*** Opening THE RECORDS ***
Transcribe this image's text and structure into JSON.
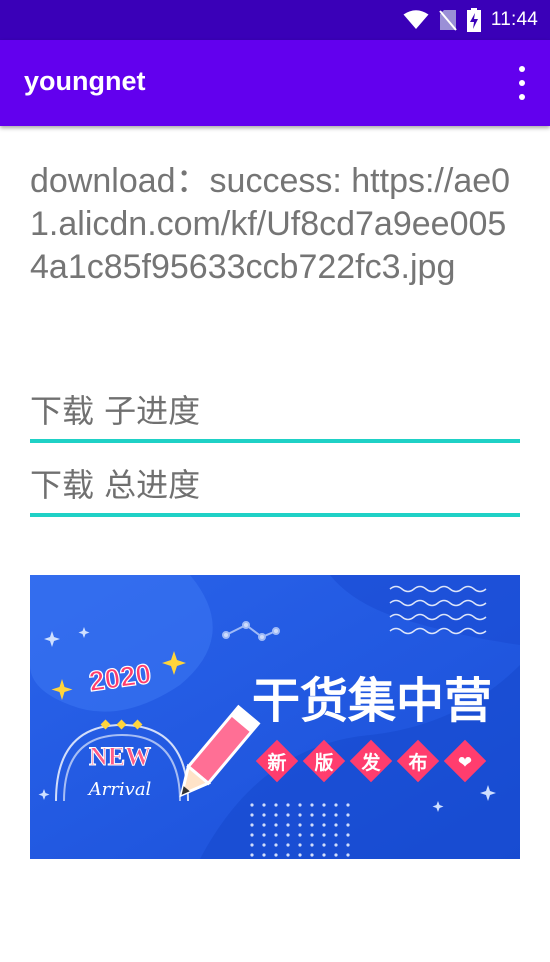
{
  "status_bar": {
    "time": "11:44",
    "icons": [
      "wifi-icon",
      "no-sim-icon",
      "battery-charging-icon"
    ]
  },
  "app_bar": {
    "title": "youngnet",
    "menu_icon": "overflow-menu-icon"
  },
  "download": {
    "status_text": "download：success: https://ae01.alicdn.com/kf/Uf8cd7a9ee0054a1c85f95633ccb722fc3.jpg"
  },
  "progress": {
    "sub": {
      "label": "下载 子进度",
      "value": 1.0
    },
    "total": {
      "label": "下载 总进度",
      "value": 1.0
    }
  },
  "banner": {
    "year": "2020",
    "headline": "干货集中营",
    "badge_new": "NEW",
    "badge_arrival": "Arrival",
    "tags": [
      "新",
      "版",
      "发",
      "布",
      "❤"
    ],
    "colors": {
      "background": "#1d5de6",
      "accent": "#ff3d6e",
      "star": "#ffd43b"
    }
  },
  "colors": {
    "status_bar": "#3a00b8",
    "app_bar": "#6200ee",
    "progress": "#1fd1c6"
  }
}
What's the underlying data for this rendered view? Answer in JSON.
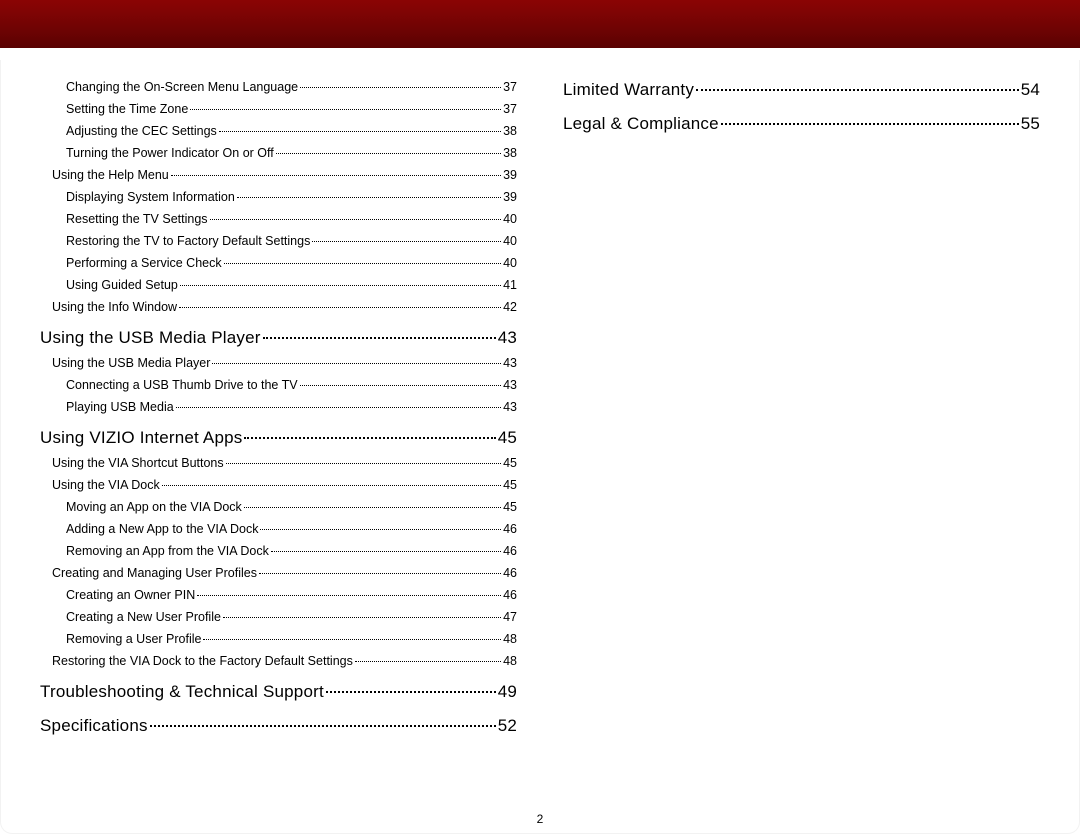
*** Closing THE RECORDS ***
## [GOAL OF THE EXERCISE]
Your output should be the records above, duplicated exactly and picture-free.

## [RESPONSE TO THIS TASK]
Transcribe this image's text and structure into JSON.
{
  "status_bar": {
    "time": "11:44",
    "icons": [
      "wifi-icon",
      "no-sim-icon",
      "battery-charging-icon"
    ]
  },
  "app_bar": {
    "title": "youngnet",
    "menu_icon": "overflow-menu-icon"
  },
  "download": {
    "status_text": "download：success: https://ae01.alicdn.com/kf/Uf8cd7a9ee0054a1c85f95633ccb722fc3.jpg"
  },
  "progress": {
    "sub": {
      "label": "下载 子进度",
      "value": 1.0
    },
    "total": {
      "label": "下载 总进度",
      "value": 1.0
    }
  },
  "banner": {
    "year": "2020",
    "headline": "干货集中营",
    "badge_new": "NEW",
    "badge_arrival": "Arrival",
    "tags": [
      "新",
      "版",
      "发",
      "布",
      "❤"
    ],
    "colors": {
      "background": "#1d5de6",
      "accent": "#ff3d6e",
      "star": "#ffd43b"
    }
  },
  "colors": {
    "status_bar": "#3a00b8",
    "app_bar": "#6200ee",
    "progress": "#1fd1c6"
  }
}
What's the underlying data for this rendered view? Answer in JSON.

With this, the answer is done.